Task item:
Copy every line that holds the string "JSON" from the data below.

Entries provided:
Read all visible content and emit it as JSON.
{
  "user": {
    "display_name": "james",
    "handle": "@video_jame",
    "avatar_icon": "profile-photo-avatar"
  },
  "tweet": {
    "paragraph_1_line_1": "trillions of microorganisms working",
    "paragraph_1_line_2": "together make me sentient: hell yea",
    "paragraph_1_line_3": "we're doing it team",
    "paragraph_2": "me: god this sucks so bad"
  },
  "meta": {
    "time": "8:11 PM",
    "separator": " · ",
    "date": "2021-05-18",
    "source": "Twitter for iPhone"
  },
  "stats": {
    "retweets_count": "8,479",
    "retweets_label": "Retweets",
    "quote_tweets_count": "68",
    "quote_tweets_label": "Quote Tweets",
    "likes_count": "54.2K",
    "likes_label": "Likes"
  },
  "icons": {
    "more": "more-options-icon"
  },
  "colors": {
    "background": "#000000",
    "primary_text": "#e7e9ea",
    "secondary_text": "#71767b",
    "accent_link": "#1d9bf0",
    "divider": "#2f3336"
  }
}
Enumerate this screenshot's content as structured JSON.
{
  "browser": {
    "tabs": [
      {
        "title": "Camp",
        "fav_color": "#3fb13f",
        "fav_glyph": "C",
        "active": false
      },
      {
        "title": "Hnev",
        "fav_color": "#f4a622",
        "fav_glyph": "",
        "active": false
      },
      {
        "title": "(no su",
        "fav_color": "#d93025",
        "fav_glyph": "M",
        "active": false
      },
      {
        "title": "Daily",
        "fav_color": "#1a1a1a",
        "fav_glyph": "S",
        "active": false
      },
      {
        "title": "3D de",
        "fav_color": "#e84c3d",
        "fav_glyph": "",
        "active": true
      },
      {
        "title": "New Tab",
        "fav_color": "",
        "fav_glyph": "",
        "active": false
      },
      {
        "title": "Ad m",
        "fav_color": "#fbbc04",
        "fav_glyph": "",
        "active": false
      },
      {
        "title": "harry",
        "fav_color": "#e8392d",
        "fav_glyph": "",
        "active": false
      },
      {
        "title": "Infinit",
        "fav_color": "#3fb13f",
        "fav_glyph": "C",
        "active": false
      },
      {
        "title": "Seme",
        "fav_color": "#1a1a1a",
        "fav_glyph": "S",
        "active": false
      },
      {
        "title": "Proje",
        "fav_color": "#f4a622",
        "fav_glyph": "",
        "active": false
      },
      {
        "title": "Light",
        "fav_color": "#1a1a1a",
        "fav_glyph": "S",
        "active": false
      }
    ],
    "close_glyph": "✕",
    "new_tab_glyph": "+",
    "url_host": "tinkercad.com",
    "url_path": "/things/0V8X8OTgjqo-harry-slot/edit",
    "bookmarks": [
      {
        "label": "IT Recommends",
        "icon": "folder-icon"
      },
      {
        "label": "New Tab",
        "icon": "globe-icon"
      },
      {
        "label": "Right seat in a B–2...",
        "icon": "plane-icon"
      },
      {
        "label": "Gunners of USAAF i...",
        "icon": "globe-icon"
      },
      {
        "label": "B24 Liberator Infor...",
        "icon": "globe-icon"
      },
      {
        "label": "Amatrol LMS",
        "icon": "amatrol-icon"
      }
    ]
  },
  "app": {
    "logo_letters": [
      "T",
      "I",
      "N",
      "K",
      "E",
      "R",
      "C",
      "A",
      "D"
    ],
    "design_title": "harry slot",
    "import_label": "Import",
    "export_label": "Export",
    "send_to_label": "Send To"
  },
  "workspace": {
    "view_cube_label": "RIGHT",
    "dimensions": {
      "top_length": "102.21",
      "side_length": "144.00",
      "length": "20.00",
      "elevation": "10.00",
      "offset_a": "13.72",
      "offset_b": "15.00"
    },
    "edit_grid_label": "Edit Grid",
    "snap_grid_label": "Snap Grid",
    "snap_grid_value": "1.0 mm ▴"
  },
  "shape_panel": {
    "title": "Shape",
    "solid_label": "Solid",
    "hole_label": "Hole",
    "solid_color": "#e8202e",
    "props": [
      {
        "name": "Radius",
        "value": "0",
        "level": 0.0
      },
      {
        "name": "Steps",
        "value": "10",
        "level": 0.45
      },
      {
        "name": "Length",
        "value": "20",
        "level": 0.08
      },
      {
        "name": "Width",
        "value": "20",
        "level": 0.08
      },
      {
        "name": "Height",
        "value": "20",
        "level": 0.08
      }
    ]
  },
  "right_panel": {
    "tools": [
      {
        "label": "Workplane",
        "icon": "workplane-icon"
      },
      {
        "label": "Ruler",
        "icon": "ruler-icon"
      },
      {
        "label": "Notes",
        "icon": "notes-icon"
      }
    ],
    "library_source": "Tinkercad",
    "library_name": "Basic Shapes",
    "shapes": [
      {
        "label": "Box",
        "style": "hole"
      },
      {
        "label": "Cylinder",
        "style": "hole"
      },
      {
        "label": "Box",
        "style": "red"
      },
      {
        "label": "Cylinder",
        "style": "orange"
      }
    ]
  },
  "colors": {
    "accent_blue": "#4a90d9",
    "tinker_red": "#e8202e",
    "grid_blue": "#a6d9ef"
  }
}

Answer box:
Read all visible content and emit it as JSON.
Enumerate this screenshot's content as structured JSON.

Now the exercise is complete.